NEW YORK (Reuters) – A gauge of stock markets around the world fell on Tuesday as trade tensions weighed on the outlook for corporate earnings and hopes dwindled over a hefty U.S. interest rate cut, while Mexico’s peso tumbled after the country’s finance minister resigned.
FILE PHOTO: Traders work on the floor at the New York Stock Exchange (NYSE) in New York, U.S., July 1, 2019. REUTERS/Brendan McDermid/File Photo
European and U.S. stocks dropped early after German chemicals giant BASF warned of a 30% fall in its adjusted annual profit, citing trade friction and a global slowdown in growth. In Europe, the broad STOXX 600 ended 0.5% lower.
On Wall Street, an analyst downgrade of 3M Co contributed to a drop in industrial shares. However, the benchmark S&P 500 index pared losses and the Nasdaq posted gains as the internet-focused FAANG stocks rose.
Even so, MSCI’s gauge of stocks across the globe shed 0.18%.
The Mexican peso slid as much as 2.25% against the dollar after Finance Minister Carlos Urzua resigned, citing deep differences over economic issues. It was last down 1.1%.
Some encouraging news on trade came as the United States and China were set to relaunch talks this week after a two-month hiatus. White House economic adviser Larry Kudlow said talks with the European Union to move forward on a trade agreement were also in progress.
Though skepticism remains on how much progress the United States and China have made toward resolving their differences, the day’s developments gave a boost to U.S. Treasury yields and contributed to the paring of losses in U.S. stocks.

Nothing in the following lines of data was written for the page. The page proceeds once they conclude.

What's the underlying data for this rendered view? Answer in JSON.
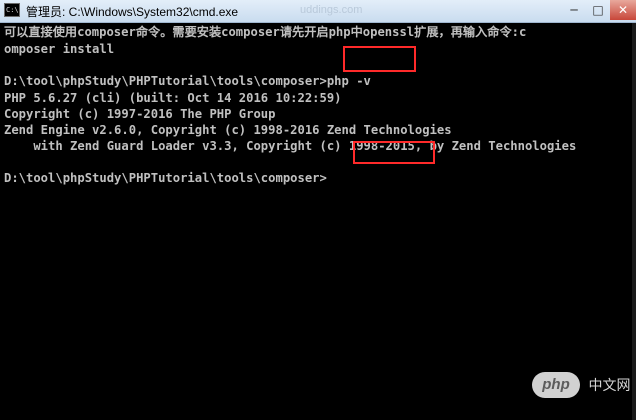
{
  "window": {
    "title": "管理员: C:\\Windows\\System32\\cmd.exe",
    "icon_label": "C:\\",
    "title_watermark": "uddings.com",
    "minimize_glyph": "─",
    "maximize_glyph": "□",
    "close_glyph": "✕"
  },
  "console": {
    "lines": [
      "可以直接使用composer命令。需要安装composer请先开启php中openssl扩展，再输入命令:c",
      "omposer install",
      "D:\\tool\\phpStudy\\PHPTutorial\\tools\\composer>php -v",
      "PHP 5.6.27 (cli) (built: Oct 14 2016 10:22:59)",
      "Copyright (c) 1997-2016 The PHP Group",
      "Zend Engine v2.6.0, Copyright (c) 1998-2016 Zend Technologies",
      "    with Zend Guard Loader v3.3, Copyright (c) 1998-2015, by Zend Technologies",
      "D:\\tool\\phpStudy\\PHPTutorial\\tools\\composer>"
    ]
  },
  "highlight_color": "#ff2a2a",
  "watermark": {
    "badge": "php",
    "text": "中文网"
  }
}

“If we do get a resumption of trade negotations, that provides a path for investors to see a more optimistic view,” said Mark Luschini, chief investment strategist at Janney Montgomery Scott. “But we’ve seen this movie played over and over again.”
The Dow Jones Industrial Average fell 58.78 points, or 0.22%, to 26,747.36, the S&P 500 lost 0.18 points, or 0.01%, to 2,975.77 and the Nasdaq Composite added 35.17 points, or 0.43%, to 8,133.56.
Benchmark 10-year notes last fell 9/32 in price to yield 2.0631%, from 2.034% late on Monday.
The broad focus across markets, though, remained the potential reaction to monetary policy at the world’s top central banks as U.S. Federal Reserve Chairman Jerome Powell is set to give testimony before Congress on Wednesday.
Money market futures <0#FF:> are still fully pricing in a 25 basis-point cut at the Fed’s July 30-31 meeting, but have almost priced out a larger 50 bps move that had been seen as a real possibility just a couple of weeks ago.
“It would be pretty disruptive at this stage for Powell to rule out a cut in July or dampen expectations of a cut in July,” said Michael Metcalfe, head of global macro strategy at State Street Global Markets.
(GRAPHIC-U.S. government debt yield curve: tmsnrt.rs/2YHFE1M)
In currency markets, Britain’s sterling dropped to a six-month low and was last 0.4% lower against the dollar at $1.2465 amid a worsening economic outlook and rising fears about a no-deal exit for Britain from the European Union.
The dollar index, which measures the greenback against a basket of six major currencies, rose 0.13%, while the euro dipped 0.1% to $1.1203.
Oil prices firmed as OPEC supply cuts and Middle East tensions outweighed the U.S.-China trade dispute that has been dragging down the global economy and oil demand.
Brent crude futures settled up 5 cents to $64.16. U.S. West Texas Intermediate crude settled up 17 cents to $57.83.
Spot gold ticked 0.1% higher to $1,396.40 an ounce.
(GRAPHIC-Dot plot, Fed funds futures July 9: tmsnrt.rs/2YLmEzm)
Additional reporting by Kate Duguid, Stephanie Kelly and Richard Leong in New York and Marc Jones, Bozorgmehr Sharafedin and Alex Lawler in London; Editing by Bernadette Baum and Chizu Nomiyama